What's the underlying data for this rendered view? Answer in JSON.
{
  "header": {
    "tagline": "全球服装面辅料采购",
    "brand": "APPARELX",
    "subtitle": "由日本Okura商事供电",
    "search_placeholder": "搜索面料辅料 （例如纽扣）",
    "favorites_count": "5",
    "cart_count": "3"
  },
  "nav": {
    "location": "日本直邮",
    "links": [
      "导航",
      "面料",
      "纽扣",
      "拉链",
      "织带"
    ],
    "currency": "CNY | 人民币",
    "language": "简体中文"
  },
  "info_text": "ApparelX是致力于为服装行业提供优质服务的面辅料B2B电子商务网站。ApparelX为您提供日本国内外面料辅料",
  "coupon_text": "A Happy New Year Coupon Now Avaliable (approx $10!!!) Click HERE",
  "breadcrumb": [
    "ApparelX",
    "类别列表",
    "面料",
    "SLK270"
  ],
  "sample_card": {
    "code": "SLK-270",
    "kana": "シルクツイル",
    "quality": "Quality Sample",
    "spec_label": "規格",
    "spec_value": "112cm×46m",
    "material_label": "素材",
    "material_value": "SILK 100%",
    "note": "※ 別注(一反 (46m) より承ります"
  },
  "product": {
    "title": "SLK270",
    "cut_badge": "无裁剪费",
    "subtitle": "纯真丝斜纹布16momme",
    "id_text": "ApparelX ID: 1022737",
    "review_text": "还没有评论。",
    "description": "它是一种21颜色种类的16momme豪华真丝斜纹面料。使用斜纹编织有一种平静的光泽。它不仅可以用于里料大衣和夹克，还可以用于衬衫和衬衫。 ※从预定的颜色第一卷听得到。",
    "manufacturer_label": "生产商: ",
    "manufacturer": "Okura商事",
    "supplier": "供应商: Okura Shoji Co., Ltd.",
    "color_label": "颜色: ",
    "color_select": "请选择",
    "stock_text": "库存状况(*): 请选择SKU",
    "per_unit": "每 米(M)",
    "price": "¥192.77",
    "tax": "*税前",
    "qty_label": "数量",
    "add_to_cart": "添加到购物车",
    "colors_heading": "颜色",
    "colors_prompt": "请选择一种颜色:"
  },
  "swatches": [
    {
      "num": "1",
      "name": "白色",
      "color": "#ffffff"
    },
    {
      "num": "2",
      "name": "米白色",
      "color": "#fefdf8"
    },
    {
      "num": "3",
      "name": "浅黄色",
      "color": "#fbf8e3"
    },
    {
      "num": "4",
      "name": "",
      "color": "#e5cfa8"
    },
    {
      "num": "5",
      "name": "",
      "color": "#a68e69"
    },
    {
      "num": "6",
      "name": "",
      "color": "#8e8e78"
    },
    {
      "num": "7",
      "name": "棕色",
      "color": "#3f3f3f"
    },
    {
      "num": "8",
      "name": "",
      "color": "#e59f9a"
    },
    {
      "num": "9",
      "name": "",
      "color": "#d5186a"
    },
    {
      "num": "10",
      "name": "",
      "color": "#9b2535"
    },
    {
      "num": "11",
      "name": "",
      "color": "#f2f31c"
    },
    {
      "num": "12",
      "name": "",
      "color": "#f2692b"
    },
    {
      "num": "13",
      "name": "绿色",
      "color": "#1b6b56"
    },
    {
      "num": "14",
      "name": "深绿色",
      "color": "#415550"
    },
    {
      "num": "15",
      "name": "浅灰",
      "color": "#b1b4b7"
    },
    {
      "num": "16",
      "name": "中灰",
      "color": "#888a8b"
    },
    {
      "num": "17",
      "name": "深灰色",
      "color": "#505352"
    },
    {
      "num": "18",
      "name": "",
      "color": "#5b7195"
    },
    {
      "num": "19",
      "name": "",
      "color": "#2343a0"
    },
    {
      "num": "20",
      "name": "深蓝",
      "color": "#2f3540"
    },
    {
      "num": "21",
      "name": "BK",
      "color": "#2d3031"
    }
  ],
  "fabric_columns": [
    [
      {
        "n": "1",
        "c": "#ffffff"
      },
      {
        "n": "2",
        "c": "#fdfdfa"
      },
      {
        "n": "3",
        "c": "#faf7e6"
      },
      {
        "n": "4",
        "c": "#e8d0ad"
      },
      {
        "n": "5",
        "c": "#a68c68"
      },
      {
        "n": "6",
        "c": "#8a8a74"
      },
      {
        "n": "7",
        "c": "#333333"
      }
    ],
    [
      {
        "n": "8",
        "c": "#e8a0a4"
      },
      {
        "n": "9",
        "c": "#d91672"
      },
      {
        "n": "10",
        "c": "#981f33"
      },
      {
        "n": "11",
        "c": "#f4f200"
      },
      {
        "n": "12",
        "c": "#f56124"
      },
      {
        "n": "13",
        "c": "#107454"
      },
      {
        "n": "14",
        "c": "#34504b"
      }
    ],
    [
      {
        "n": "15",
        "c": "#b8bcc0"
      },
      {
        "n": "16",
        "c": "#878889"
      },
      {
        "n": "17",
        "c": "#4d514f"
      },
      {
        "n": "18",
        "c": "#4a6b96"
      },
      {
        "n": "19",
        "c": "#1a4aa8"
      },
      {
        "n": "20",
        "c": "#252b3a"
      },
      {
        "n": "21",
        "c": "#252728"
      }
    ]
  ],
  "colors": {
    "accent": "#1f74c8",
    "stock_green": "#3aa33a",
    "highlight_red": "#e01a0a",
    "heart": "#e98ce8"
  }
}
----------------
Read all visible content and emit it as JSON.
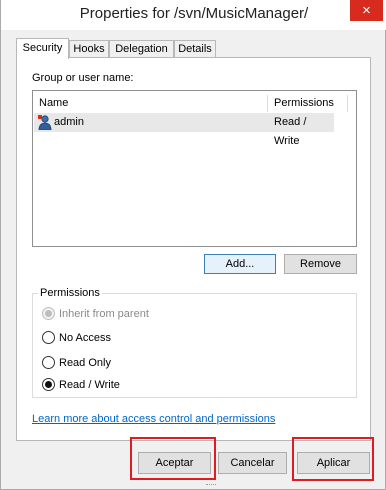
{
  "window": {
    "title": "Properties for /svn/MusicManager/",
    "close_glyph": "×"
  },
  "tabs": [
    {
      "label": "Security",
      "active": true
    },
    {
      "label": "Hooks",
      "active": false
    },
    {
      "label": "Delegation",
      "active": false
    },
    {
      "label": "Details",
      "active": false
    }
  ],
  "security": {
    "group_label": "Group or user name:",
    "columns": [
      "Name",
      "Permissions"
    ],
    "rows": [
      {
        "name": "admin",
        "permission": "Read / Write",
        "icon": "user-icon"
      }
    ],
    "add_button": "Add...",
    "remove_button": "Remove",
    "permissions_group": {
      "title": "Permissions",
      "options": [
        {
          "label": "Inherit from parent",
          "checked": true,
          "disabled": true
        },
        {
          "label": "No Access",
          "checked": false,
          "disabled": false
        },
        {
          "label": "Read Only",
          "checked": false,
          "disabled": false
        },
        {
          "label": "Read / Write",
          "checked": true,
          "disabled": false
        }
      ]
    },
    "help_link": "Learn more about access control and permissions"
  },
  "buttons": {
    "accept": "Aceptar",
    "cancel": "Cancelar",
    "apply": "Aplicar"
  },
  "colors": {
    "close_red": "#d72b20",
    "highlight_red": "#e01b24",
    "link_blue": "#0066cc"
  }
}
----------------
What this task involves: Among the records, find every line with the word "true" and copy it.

Response to this exercise:
      "active": true
          "checked": true,
          "disabled": true
          "checked": true,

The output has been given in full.